A few weeks ago I approached the daunting task that is Russian Literature. I have a very hard time focusing and sitting still, so I knew that 800 page novels would be pretty difficult for me. I asked Anna if she would be willing to let me read to her in order for me to focus and stay awake. Our frequent reading times allowed us to truly grasp the text, and, as my Professor would say, to simply "Listen to the music of the music". The speed of the eye (the speed of light) is much faster than the speed of sound. While working through some dense chapters of The Brother's Karamazov, we entered into some amazing conversations and discovered things that reminded me how important literature is. I also learned that when I am out of breath from reading (which happens pretty quickly), it is nice to simply sit and rest. Although I am still learning about and attempting to master the discipline of leisure, and usually resort to sending emails, these times remind me to stop doing and start being. Here are some images from today. The first thing I noticed about my new room is how much I loved the natural light. I plan on capturing it as much as possible this year. In regards to rest, here is an excerpt from Wendell Berry's, "A Timbered Choir", in which "he asks us to recognize the private life of the poem. These Sabbath poems were written 'in silence, in solitude, and mainly out of doors,' and tell us about 'moments when heart and mind are open and aware'"... I hope that I can learn to take rest more seriously in the midst of such a busy year.
The mind that comes to rest is tended
In ways that it cannot intend:
Is borne, preserved and comprehended
By what it cannot comprehend.

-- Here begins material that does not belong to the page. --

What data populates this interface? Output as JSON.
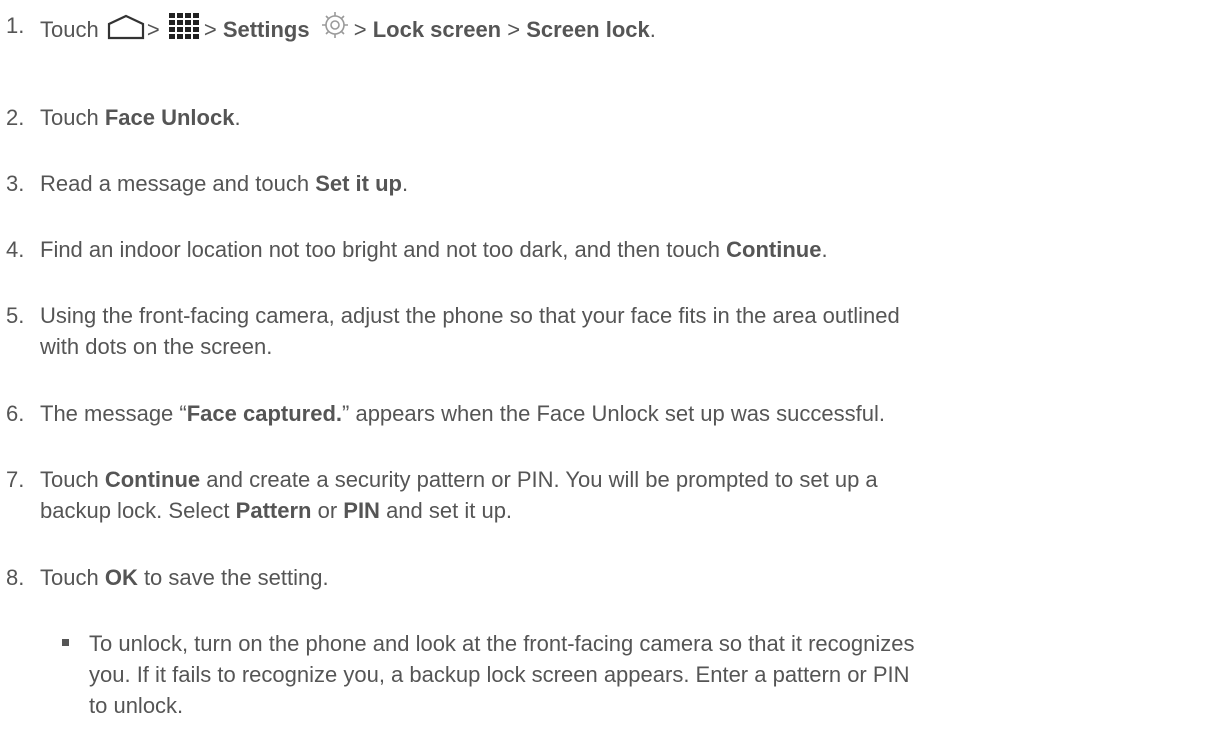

Your Sabbath, Lord, thus keeps us by
Your will, not ours. And it is fit
Our only choice should be to die
Into that rest, or out of it.